In the case of Office 365, we’ll choose that option and enter the credentials of a global administrator account that also has full mailbox access to those mailboxes that we wish to recover.
In the case of a dial-tone recovery we’d expect mailboxes to match up. If instead we’re looking to import to an alternative mailbox, select the Mapping option and enter the email address of the alternative mailbox:
Figure 25: Configuring mailbox mappings from the source EDB to target mailboxes
The export from EDB and import into either Exchange or Office 365 will begin. As with the PST export, live progress is shown as items are exported.
During and after the process completes, we can log in to a target mailbox and see the items are successfully imported:
Figure 26: Viewing recovered data within a mailbox
The product contains appropriate functionality for the common use cases for this type of recovery software. We’ve got the option to export messages individually into standards-compliant formats, export to PST and ingest data directly into Exchange.
A good range of filtering functionality is included and the functionality is easy to find through an intuitive interface.
We used the included support to provide a guided tour of the product. The support team provide a remote session typically taking control of the workstation to assist. Support was helpful and available when we requested, and no questions about the product were unanswered.
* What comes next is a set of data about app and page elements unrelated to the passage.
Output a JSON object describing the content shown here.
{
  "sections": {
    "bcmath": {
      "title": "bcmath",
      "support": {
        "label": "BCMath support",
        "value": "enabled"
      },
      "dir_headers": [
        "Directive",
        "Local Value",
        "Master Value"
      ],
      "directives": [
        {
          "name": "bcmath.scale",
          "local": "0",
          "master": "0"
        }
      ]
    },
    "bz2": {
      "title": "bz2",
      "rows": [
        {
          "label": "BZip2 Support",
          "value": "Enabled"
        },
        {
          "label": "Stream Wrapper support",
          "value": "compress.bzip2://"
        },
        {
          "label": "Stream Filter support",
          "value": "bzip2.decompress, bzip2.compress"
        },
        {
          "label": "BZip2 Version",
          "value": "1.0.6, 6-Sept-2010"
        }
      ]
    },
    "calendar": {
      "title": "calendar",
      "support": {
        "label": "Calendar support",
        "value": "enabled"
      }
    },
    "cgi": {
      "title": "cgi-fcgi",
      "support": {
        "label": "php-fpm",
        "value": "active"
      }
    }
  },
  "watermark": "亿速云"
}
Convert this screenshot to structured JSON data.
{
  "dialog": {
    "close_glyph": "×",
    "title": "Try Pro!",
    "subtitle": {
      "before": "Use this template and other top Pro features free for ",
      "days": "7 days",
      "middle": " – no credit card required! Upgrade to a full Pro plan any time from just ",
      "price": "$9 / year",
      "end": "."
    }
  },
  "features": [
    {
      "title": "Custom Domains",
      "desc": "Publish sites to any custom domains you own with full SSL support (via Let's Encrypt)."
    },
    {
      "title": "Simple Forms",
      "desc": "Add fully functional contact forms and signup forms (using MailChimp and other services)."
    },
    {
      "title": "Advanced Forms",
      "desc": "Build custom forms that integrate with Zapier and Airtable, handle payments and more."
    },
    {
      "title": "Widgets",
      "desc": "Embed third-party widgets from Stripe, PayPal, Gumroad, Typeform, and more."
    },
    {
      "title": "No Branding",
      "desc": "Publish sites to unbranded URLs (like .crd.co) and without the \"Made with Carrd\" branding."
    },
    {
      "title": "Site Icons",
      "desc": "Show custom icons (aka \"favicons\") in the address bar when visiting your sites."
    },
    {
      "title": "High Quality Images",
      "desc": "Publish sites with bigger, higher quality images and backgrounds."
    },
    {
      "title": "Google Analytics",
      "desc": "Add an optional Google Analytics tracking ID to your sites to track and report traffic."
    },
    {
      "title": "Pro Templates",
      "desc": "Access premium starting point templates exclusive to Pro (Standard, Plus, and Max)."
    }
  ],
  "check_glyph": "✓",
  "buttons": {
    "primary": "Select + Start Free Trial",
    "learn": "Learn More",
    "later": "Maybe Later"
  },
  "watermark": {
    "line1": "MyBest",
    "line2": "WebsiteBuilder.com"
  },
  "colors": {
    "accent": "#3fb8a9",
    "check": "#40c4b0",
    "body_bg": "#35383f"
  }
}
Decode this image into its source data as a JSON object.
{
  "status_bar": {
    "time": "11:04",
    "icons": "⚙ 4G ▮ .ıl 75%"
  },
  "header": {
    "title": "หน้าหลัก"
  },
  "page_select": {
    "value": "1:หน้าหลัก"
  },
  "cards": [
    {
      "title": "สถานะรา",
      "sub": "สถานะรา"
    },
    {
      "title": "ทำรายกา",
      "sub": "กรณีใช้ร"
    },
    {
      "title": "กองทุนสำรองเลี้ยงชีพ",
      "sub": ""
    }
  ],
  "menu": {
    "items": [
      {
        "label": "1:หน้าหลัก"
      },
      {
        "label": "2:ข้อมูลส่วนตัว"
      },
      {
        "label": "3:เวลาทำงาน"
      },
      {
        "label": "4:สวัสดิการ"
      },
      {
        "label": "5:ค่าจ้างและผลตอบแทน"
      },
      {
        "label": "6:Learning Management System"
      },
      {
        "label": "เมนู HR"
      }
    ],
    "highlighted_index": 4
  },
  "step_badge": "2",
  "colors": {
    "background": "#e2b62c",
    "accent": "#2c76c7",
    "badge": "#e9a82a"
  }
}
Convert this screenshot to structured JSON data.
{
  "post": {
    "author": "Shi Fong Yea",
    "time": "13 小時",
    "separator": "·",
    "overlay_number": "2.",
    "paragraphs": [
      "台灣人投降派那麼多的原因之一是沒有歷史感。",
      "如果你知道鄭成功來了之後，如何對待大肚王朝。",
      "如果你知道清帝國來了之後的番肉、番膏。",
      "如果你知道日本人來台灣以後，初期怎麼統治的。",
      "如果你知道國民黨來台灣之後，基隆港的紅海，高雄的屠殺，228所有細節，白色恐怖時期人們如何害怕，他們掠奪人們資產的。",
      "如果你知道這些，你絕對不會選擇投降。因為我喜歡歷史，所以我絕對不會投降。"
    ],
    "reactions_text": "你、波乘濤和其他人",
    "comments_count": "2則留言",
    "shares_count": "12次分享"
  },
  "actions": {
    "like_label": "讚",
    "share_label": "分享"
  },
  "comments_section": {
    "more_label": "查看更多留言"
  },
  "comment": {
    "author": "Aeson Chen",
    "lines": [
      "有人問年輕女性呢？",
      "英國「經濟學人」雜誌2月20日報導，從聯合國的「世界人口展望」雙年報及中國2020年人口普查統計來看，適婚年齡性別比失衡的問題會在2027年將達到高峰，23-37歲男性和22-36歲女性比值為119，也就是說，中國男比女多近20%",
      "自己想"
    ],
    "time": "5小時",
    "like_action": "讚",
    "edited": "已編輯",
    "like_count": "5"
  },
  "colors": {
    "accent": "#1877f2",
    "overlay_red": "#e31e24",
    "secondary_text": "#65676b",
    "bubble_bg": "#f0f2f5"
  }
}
We were happy with the product’s functionality and it is straightforward to use. The dependency on Outlook is less than ideal, as it is typical to manage the recovery of large databases on a server – which will not usually have the Office suite installed in advance; however, using Outlook should mean it is using the correct mechanism to reach the server.
The processing speed is adequate but could be improved.
The fact that the software already supports Exchange 2016, Outlook 2016, and has just been updated with new features, such as export to Public Folders or Archive Mailboxes, shows the software is under active development.
MSExchange.org Rating 4.6/5